• **Required work**
Below are the records; copy every line in them that holds the string "label".

Stored data

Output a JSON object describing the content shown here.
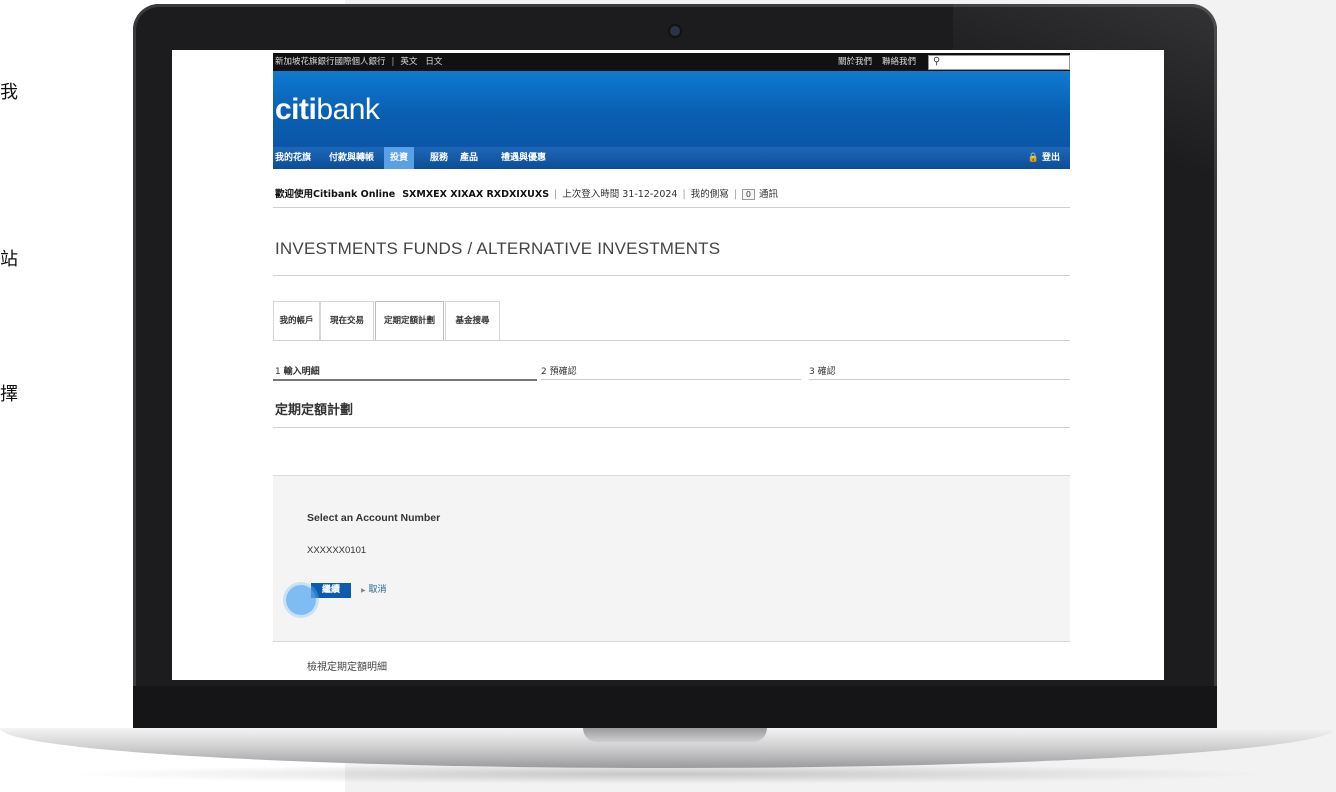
{
  "side_text": [
    "我",
    "站",
    "擇"
  ],
  "topbar": {
    "left_title": "新加坡花旗銀行國際個人銀行",
    "lang_en": "英文",
    "lang_jp": "日文",
    "about": "關於我們",
    "contact": "聯絡我們",
    "search_placeholder": ""
  },
  "logo": {
    "part1": "citi",
    "part2": "bank"
  },
  "nav": {
    "items": [
      "我的花旗",
      "付款與轉帳",
      "投資",
      "服務",
      "產品",
      "禮遇與優惠"
    ],
    "active_index": 2,
    "logout": "登出"
  },
  "welcome": {
    "prefix": "歡迎使用Citibank Online",
    "user": "SXMXEX XIXAX RXDXIXUXS",
    "last_login": "上次登入時間 31-12-2024",
    "profile": "我的側寫",
    "msg_count": "0",
    "messages": "通訊"
  },
  "page_title": "INVESTMENTS FUNDS / ALTERNATIVE INVESTMENTS",
  "tabs": [
    "我的帳戶",
    "現在交易",
    "定期定額計劃",
    "基金搜尋"
  ],
  "active_tab": 2,
  "steps": [
    {
      "num": "1",
      "label": "輸入明細",
      "active": true
    },
    {
      "num": "2",
      "label": "預確認",
      "active": false
    },
    {
      "num": "3",
      "label": "確認",
      "active": false
    }
  ],
  "section_title": "定期定額計劃",
  "account_form": {
    "label": "Select an Account Number",
    "account": "XXXXXX0101",
    "continue": "繼續",
    "cancel": "取消"
  },
  "view_details": "檢視定期定額明細",
  "colors": {
    "brand_blue": "#0a5fb2",
    "active_nav": "#5aa0e4",
    "button": "#0b5bb0"
  }
}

• **Your solution**
      "label": "輸入明細",
      "label": "預確認",
      "label": "確認",
    "label": "Select an Account Number",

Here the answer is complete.